* INPUT DATA *
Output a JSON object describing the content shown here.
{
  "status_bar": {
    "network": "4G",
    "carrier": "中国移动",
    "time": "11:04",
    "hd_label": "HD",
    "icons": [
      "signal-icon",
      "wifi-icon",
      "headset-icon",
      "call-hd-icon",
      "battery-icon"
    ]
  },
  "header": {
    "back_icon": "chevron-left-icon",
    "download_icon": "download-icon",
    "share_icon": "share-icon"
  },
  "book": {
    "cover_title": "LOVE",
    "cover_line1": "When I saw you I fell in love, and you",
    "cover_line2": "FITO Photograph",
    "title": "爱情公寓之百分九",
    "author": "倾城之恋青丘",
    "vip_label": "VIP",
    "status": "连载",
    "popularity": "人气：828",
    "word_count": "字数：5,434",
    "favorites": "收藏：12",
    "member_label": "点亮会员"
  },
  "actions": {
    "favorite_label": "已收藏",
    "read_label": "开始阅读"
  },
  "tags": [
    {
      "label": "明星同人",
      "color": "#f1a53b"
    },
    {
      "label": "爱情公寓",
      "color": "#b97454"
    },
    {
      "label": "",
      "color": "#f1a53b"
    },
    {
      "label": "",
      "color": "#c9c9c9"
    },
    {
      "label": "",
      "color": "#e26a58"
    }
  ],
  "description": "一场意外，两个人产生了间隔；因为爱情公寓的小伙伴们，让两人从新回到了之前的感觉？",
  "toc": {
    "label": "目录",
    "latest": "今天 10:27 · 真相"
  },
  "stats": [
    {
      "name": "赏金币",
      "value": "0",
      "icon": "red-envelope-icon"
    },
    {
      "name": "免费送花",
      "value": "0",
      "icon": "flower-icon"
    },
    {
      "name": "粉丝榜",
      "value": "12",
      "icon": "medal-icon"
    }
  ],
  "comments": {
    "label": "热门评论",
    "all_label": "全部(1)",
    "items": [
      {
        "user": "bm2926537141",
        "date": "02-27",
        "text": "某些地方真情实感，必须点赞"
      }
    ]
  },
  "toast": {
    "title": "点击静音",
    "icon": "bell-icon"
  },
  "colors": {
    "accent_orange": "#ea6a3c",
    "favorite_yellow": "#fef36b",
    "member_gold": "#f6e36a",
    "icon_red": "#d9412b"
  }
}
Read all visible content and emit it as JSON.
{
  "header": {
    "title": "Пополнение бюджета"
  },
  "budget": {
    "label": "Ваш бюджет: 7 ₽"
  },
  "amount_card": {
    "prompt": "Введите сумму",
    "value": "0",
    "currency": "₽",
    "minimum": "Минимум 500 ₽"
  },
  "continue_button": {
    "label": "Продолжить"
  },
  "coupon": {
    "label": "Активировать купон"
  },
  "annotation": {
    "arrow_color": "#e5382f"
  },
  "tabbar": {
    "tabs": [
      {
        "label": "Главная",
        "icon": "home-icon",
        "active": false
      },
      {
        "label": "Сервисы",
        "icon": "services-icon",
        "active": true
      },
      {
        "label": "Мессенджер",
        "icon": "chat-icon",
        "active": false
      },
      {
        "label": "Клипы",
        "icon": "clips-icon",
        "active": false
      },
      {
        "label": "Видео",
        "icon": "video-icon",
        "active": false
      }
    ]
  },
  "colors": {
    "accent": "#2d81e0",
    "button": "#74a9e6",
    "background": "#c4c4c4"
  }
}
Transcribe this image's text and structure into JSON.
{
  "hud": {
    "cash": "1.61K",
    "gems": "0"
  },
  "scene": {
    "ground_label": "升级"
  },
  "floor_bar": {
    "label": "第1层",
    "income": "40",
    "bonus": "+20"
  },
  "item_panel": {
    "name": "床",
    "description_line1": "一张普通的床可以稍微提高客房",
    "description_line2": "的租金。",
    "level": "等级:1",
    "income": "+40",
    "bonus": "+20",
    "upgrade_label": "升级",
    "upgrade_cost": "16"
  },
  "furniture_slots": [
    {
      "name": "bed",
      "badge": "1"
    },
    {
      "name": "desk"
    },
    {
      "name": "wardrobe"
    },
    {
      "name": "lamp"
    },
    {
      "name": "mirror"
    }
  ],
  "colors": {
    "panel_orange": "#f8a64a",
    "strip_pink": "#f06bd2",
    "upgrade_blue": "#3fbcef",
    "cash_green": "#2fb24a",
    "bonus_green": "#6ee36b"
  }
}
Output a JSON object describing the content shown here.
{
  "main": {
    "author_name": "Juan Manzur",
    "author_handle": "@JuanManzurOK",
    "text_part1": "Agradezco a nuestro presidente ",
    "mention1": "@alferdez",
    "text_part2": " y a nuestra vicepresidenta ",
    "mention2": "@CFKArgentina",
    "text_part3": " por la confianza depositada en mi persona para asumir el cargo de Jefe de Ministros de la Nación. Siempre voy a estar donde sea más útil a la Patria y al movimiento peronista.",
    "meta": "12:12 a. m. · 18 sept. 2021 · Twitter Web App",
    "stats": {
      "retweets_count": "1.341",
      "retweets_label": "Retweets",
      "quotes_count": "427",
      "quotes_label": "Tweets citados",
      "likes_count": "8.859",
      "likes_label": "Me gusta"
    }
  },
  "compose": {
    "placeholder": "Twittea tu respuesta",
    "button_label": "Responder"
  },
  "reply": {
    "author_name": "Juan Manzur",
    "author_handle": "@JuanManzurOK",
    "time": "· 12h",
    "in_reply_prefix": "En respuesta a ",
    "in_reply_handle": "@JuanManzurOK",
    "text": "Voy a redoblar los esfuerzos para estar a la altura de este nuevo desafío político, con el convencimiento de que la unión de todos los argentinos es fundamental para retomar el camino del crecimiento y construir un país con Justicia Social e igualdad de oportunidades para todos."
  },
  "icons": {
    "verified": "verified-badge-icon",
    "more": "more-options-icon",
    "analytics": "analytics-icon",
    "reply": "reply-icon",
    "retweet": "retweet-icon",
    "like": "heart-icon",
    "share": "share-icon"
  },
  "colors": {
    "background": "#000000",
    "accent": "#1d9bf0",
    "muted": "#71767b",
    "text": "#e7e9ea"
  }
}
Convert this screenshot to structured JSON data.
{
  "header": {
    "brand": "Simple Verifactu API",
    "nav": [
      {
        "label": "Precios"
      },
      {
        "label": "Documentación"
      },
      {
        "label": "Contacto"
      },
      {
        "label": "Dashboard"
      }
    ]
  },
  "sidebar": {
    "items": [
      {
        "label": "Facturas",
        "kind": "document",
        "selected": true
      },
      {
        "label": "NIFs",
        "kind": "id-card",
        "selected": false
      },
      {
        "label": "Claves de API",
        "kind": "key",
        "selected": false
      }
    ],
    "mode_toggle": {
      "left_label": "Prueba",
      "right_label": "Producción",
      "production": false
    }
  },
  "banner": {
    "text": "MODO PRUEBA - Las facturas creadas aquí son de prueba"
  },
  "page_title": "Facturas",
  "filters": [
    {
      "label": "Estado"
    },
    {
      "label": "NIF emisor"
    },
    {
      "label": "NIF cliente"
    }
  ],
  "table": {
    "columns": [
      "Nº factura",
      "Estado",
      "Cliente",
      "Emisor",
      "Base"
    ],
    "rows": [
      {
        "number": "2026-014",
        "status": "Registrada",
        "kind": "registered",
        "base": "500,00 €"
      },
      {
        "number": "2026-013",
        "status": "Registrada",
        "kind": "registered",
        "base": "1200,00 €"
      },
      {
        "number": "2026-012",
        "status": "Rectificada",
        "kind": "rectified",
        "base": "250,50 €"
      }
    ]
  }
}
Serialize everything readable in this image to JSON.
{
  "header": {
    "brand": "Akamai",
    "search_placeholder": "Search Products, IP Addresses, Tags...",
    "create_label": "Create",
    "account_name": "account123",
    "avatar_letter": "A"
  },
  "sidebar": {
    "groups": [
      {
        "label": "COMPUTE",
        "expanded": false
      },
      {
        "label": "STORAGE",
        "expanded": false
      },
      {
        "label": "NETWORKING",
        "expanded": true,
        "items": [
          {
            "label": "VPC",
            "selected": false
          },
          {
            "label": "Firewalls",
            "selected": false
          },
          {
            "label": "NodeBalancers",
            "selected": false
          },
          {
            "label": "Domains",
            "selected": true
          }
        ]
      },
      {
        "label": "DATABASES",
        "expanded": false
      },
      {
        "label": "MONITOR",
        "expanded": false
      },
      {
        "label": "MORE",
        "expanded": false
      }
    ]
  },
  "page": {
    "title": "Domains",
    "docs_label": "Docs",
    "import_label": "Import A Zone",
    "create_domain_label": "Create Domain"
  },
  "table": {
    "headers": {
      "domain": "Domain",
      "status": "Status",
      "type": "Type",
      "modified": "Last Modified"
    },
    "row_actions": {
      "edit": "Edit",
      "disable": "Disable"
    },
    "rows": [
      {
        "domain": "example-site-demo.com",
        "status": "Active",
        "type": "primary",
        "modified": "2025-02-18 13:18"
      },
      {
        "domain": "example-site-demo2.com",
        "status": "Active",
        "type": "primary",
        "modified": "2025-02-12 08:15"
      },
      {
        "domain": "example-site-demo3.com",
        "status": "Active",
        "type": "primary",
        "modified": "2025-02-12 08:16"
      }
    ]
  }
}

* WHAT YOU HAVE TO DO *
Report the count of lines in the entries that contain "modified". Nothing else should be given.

* SOLVED EXERCISE *
4